»»
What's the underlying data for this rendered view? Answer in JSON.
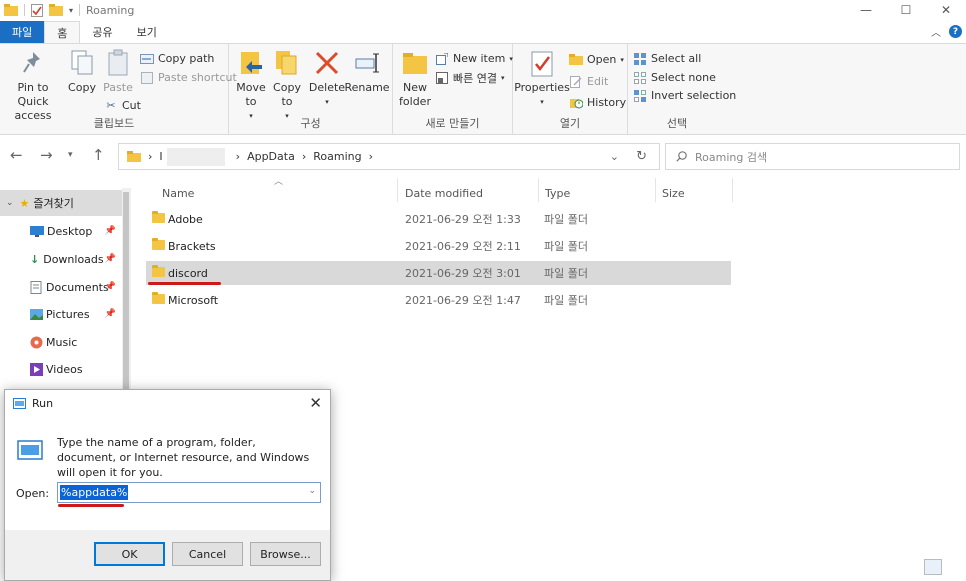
{
  "titlebar": {
    "title": "Roaming"
  },
  "tabs": {
    "file": "파일",
    "home": "홈",
    "share": "공유",
    "view": "보기"
  },
  "ribbon": {
    "clipboard": {
      "pin": "Pin to Quick access",
      "copy": "Copy",
      "paste": "Paste",
      "copy_path": "Copy path",
      "paste_shortcut": "Paste shortcut",
      "cut": "Cut",
      "label": "클립보드"
    },
    "organize": {
      "move_to": "Move to",
      "copy_to": "Copy to",
      "delete": "Delete",
      "rename": "Rename",
      "label": "구성"
    },
    "new": {
      "new_folder": "New folder",
      "new_item": "New item",
      "easy_access": "빠른 연결",
      "label": "새로 만들기"
    },
    "open": {
      "properties": "Properties",
      "open": "Open",
      "edit": "Edit",
      "history": "History",
      "label": "열기"
    },
    "select": {
      "select_all": "Select all",
      "select_none": "Select none",
      "invert": "Invert selection",
      "label": "선택"
    }
  },
  "address": {
    "root": "I",
    "seg1": "AppData",
    "seg2": "Roaming",
    "search_placeholder": "Roaming 검색"
  },
  "nav": {
    "quick_access": "즐겨찾기",
    "items": [
      {
        "label": "Desktop",
        "icon": "desktop-icon",
        "pinned": true
      },
      {
        "label": "Downloads",
        "icon": "downloads-icon",
        "pinned": true
      },
      {
        "label": "Documents",
        "icon": "documents-icon",
        "pinned": true
      },
      {
        "label": "Pictures",
        "icon": "pictures-icon",
        "pinned": true
      },
      {
        "label": "Music",
        "icon": "music-icon",
        "pinned": false
      },
      {
        "label": "Videos",
        "icon": "videos-icon",
        "pinned": false
      }
    ]
  },
  "columns": {
    "name": "Name",
    "date": "Date modified",
    "type": "Type",
    "size": "Size"
  },
  "files": [
    {
      "name": "Adobe",
      "date": "2021-06-29 오전 1:33",
      "type": "파일 폴더",
      "selected": false
    },
    {
      "name": "Brackets",
      "date": "2021-06-29 오전 2:11",
      "type": "파일 폴더",
      "selected": false
    },
    {
      "name": "discord",
      "date": "2021-06-29 오전 3:01",
      "type": "파일 폴더",
      "selected": true
    },
    {
      "name": "Microsoft",
      "date": "2021-06-29 오전 1:47",
      "type": "파일 폴더",
      "selected": false
    }
  ],
  "run": {
    "title": "Run",
    "message": "Type the name of a program, folder, document, or Internet resource, and Windows will open it for you.",
    "open_label": "Open:",
    "value": "%appdata%",
    "ok": "OK",
    "cancel": "Cancel",
    "browse": "Browse..."
  },
  "colors": {
    "accent": "#1a6fc5",
    "highlight": "#cc1a1a",
    "selection": "#d9d9d9"
  }
}
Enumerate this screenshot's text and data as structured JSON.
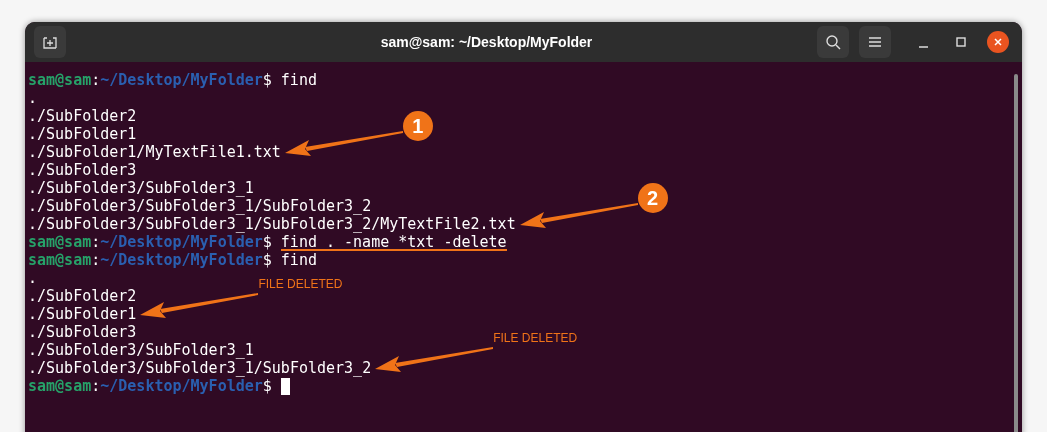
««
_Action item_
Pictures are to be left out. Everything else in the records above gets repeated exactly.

_Written solution_
What's the underlying data for this rendered view? Answer in JSON.
{
  "titlebar": {
    "title": "Roaming"
  },
  "tabs": {
    "file": "파일",
    "home": "홈",
    "share": "공유",
    "view": "보기"
  },
  "ribbon": {
    "clipboard": {
      "pin": "Pin to Quick access",
      "copy": "Copy",
      "paste": "Paste",
      "copy_path": "Copy path",
      "paste_shortcut": "Paste shortcut",
      "cut": "Cut",
      "label": "클립보드"
    },
    "organize": {
      "move_to": "Move to",
      "copy_to": "Copy to",
      "delete": "Delete",
      "rename": "Rename",
      "label": "구성"
    },
    "new": {
      "new_folder": "New folder",
      "new_item": "New item",
      "easy_access": "빠른 연결",
      "label": "새로 만들기"
    },
    "open": {
      "properties": "Properties",
      "open": "Open",
      "edit": "Edit",
      "history": "History",
      "label": "열기"
    },
    "select": {
      "select_all": "Select all",
      "select_none": "Select none",
      "invert": "Invert selection",
      "label": "선택"
    }
  },
  "address": {
    "root": "I",
    "seg1": "AppData",
    "seg2": "Roaming",
    "search_placeholder": "Roaming 검색"
  },
  "nav": {
    "quick_access": "즐겨찾기",
    "items": [
      {
        "label": "Desktop",
        "icon": "desktop-icon",
        "pinned": true
      },
      {
        "label": "Downloads",
        "icon": "downloads-icon",
        "pinned": true
      },
      {
        "label": "Documents",
        "icon": "documents-icon",
        "pinned": true
      },
      {
        "label": "Pictures",
        "icon": "pictures-icon",
        "pinned": true
      },
      {
        "label": "Music",
        "icon": "music-icon",
        "pinned": false
      },
      {
        "label": "Videos",
        "icon": "videos-icon",
        "pinned": false
      }
    ]
  },
  "columns": {
    "name": "Name",
    "date": "Date modified",
    "type": "Type",
    "size": "Size"
  },
  "files": [
    {
      "name": "Adobe",
      "date": "2021-06-29 오전 1:33",
      "type": "파일 폴더",
      "selected": false
    },
    {
      "name": "Brackets",
      "date": "2021-06-29 오전 2:11",
      "type": "파일 폴더",
      "selected": false
    },
    {
      "name": "discord",
      "date": "2021-06-29 오전 3:01",
      "type": "파일 폴더",
      "selected": true
    },
    {
      "name": "Microsoft",
      "date": "2021-06-29 오전 1:47",
      "type": "파일 폴더",
      "selected": false
    }
  ],
  "run": {
    "title": "Run",
    "message": "Type the name of a program, folder, document, or Internet resource, and Windows will open it for you.",
    "open_label": "Open:",
    "value": "%appdata%",
    "ok": "OK",
    "cancel": "Cancel",
    "browse": "Browse..."
  },
  "colors": {
    "accent": "#1a6fc5",
    "highlight": "#cc1a1a",
    "selection": "#d9d9d9"
  }
}
Enumerate this screenshot's text and data as structured JSON.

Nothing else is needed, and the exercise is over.